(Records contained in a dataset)

★ ★ ★ ★ ★

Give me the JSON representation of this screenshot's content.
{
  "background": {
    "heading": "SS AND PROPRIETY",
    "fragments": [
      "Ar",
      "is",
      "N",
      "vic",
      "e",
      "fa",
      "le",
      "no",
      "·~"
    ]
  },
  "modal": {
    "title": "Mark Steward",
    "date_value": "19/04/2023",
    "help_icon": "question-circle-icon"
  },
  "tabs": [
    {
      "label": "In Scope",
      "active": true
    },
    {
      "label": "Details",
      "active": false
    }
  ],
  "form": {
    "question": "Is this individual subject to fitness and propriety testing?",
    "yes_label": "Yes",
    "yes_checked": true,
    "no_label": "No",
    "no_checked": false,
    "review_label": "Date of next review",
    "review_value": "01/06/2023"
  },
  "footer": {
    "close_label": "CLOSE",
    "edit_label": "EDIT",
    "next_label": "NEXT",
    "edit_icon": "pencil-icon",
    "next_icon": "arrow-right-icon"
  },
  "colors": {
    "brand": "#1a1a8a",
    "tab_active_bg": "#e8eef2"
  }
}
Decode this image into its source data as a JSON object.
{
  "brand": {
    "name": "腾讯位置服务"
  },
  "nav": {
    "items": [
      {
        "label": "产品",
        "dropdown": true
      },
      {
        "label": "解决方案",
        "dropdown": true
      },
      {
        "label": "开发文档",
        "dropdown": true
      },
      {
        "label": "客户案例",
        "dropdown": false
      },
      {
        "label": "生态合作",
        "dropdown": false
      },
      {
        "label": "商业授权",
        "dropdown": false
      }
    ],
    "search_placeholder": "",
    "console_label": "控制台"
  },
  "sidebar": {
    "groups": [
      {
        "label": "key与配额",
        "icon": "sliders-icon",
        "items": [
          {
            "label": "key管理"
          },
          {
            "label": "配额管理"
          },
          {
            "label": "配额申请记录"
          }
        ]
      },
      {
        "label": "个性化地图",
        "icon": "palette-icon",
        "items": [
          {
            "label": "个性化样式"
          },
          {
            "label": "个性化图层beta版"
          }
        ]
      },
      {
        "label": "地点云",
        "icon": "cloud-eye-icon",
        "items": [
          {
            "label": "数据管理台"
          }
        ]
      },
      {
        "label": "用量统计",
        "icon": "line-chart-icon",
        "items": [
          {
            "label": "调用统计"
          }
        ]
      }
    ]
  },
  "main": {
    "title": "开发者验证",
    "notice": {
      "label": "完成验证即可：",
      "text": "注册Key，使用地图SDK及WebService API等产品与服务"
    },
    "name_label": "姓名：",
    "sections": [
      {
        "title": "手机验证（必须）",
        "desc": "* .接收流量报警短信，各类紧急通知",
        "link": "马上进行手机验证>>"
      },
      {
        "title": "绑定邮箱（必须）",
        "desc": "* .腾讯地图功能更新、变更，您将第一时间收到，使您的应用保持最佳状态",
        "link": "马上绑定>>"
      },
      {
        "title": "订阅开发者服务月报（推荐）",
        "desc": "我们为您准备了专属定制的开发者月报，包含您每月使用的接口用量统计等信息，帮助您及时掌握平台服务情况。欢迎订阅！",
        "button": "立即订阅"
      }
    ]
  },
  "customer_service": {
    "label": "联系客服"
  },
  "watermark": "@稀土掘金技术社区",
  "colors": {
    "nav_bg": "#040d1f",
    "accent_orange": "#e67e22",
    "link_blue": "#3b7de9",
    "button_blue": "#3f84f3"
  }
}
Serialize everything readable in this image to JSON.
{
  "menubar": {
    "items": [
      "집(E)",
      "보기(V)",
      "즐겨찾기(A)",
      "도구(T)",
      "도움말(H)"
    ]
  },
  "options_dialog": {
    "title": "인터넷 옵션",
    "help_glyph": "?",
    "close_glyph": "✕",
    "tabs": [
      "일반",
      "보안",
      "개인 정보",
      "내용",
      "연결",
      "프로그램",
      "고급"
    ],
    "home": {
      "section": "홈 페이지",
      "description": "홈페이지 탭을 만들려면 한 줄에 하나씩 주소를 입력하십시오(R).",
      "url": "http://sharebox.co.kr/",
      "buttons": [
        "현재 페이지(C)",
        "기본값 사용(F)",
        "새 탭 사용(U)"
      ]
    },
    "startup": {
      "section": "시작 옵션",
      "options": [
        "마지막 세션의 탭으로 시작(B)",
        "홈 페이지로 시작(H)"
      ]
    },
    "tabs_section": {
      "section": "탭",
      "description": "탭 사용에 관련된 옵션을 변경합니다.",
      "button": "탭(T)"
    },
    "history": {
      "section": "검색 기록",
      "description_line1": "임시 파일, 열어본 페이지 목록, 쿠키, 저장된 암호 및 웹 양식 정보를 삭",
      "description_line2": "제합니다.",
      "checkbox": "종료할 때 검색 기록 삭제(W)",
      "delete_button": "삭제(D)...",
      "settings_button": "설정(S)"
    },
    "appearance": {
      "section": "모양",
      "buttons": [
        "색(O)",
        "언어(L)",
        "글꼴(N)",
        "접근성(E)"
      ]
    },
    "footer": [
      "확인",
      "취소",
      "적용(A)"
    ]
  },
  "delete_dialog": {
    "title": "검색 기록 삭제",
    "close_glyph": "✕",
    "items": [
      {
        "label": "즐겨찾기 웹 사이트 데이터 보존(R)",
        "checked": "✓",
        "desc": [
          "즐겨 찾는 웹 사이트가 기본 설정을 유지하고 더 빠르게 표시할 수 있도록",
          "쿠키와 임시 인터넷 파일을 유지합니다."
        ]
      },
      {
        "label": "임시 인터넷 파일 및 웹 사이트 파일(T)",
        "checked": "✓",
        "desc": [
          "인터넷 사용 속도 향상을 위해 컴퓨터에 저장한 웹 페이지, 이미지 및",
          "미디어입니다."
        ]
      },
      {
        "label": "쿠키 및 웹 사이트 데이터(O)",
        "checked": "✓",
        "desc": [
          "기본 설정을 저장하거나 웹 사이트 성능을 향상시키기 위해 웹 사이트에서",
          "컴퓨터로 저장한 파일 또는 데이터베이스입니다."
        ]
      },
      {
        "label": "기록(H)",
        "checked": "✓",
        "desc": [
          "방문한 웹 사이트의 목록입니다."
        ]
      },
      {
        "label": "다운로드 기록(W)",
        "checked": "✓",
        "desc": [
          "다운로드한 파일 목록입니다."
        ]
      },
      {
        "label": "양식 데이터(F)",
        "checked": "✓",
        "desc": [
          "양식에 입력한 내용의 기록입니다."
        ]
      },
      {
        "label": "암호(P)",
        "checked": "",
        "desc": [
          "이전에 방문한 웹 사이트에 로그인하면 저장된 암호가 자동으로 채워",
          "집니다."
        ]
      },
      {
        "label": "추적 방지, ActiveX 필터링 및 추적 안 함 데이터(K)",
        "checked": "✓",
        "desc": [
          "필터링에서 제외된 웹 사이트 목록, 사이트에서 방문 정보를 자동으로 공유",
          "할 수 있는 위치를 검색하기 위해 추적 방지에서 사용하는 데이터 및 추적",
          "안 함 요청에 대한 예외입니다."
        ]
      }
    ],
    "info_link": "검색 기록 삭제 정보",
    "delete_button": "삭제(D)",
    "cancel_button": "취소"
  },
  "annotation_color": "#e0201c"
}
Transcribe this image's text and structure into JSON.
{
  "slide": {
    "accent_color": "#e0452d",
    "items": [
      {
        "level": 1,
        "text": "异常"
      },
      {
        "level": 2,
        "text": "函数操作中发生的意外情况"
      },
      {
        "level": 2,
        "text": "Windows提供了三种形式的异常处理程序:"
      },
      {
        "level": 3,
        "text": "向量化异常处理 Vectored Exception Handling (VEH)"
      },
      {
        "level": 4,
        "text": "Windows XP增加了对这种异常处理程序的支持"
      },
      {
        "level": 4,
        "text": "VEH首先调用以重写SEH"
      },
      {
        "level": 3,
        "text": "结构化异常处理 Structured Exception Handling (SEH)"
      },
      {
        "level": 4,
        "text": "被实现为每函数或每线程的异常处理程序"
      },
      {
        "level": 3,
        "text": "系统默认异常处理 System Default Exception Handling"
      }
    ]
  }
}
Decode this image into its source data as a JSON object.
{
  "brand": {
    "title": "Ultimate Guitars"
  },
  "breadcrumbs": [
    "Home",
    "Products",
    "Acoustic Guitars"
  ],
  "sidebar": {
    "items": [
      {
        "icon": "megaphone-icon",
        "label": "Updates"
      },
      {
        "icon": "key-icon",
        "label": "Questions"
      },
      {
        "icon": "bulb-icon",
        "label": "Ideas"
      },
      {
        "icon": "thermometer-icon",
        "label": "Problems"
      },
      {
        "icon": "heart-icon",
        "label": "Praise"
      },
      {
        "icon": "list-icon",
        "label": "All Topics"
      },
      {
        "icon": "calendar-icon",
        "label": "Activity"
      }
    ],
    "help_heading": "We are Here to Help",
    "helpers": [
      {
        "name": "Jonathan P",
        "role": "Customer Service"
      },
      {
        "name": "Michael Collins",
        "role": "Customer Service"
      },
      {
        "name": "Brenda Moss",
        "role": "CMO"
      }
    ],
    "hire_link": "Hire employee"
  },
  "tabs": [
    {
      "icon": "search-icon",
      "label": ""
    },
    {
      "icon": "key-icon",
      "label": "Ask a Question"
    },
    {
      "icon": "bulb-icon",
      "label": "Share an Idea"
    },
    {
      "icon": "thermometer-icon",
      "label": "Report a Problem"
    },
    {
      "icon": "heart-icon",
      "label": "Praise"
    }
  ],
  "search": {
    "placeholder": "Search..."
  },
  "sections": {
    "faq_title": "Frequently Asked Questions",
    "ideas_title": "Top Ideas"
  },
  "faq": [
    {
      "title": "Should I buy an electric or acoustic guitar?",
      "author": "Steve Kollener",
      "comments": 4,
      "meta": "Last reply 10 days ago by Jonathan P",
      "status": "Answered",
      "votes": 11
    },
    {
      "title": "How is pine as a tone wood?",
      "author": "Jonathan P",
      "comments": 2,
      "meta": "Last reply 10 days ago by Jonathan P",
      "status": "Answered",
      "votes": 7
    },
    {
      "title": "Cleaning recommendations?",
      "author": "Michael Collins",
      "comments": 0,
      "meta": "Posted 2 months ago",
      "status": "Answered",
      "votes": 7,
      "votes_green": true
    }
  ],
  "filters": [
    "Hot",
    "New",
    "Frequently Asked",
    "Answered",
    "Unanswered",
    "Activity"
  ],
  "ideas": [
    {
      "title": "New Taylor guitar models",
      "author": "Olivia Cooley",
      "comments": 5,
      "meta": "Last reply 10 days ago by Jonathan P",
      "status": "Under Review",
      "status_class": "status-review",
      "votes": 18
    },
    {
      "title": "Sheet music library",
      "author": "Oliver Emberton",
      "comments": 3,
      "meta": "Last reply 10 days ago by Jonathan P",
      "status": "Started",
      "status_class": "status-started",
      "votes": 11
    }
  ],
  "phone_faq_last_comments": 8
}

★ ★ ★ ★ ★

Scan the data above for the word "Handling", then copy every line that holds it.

### EXERCISE RESPONSE
        "text": "向量化异常处理 Vectored Exception Handling (VEH)"
        "text": "结构化异常处理 Structured Exception Handling (SEH)"
        "text": "系统默认异常处理 System Default Exception Handling"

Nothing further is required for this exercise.